Ian Ronald Sleigh, 45, wept openly in the dock after he was convicted of sexually assaulting the 22-year-old daughter of a West Australian policeman he had met last October while in the state to work at the Commonwealth Heads of Government Meeting.
Having consumed eight full strength beers on an empty stomach at the Elephant and Wheelbarrow nightspot in Northbridge, Sleigh put his hand up the skirt of the young woman before roughly groping her genitals.
The shocked woman immediately told other police in the pub what had happened, and Sleigh was arrested and initially charged with sexual penetration without consent.
That was replaced with a sexual assault charge, to which Sleigh pleaded guilty to on Monday.
On Thursday, Justice Bruce Goetze fined Sleigh $7500 - an amount he said would go to the victim - but spared him a prison term, which he said would have been made doubly hard by his position as a police officer and convicted sex offender.
"You have suffered a severe amount of public humiliation ... which in your case has been amplified by reason of your position," Justice Goetze said.
"Prison is a penalty of last resort, and in my view this offence does not require a term of imprisonment.
"It is not an easy decision but that is the one I have come to."
Justice Goetze said the assault had left the young victim emotionally traumatised and needing ongoing counselling.
The court was also told - notwithstanding her family link to the police - that her view of the force had been changed by Sleigh's assault.
Earlier, Detective Inspector Peter McKenna, Sleigh's commanding officer in the Manning/Great Lakes area on the NSW mid-north coast, told the court his former colleague had been suspended without pay following his guilty plea.
He now faces the almost inevitable consequence of losing his job of 13 years.
Det Insp McKenna said while the force had been shocked and disgusted by Sleigh's conduct, he still had supporters within the police, and had been retained on desk duties while waiting for the case to come to court.
"He is disgusted with himself as to what has happened, and the flow-on effects to himself, his family and the NSW police," Det Insp McKenna said.
"I can't emphasise how out of character this is.
"But my expectation is that he will be dismissed.

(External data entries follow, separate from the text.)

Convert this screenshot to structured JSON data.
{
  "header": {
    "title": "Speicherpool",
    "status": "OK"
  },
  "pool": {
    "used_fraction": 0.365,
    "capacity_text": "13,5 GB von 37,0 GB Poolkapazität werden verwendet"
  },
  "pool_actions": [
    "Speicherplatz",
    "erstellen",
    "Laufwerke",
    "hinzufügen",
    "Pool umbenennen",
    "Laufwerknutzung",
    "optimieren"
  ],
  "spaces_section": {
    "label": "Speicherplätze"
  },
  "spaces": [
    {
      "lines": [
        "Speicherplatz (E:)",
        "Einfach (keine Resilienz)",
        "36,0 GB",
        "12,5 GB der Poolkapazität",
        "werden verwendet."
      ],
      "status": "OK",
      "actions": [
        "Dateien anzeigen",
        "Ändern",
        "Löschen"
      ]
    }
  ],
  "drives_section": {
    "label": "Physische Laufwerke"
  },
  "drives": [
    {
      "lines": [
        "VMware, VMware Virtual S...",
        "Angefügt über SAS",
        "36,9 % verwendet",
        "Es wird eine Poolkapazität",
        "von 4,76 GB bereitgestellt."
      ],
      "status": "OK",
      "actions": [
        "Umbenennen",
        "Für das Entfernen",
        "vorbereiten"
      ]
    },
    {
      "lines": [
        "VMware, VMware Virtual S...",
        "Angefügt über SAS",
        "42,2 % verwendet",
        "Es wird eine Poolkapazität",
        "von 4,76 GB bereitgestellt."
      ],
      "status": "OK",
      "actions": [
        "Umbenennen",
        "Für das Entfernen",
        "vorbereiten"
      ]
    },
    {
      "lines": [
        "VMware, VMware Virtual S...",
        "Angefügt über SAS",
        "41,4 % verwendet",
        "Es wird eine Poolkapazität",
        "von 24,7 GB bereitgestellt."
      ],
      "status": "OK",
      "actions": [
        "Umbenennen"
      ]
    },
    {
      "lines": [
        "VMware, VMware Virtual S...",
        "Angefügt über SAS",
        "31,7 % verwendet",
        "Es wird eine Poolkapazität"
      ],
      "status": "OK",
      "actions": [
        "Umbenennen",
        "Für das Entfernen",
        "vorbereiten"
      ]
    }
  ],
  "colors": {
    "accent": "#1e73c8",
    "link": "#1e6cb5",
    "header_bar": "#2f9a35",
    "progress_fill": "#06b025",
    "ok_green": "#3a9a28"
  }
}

The impact on the community is going to be immense."
The court heard Sleigh had been forced to sell his house to pay for the legal fees incurred during the case, and his teenage son had been teased and was undergoing counselling. Sleigh also had been physically ill through the stress of the case.
Sleigh said nothing as he left court.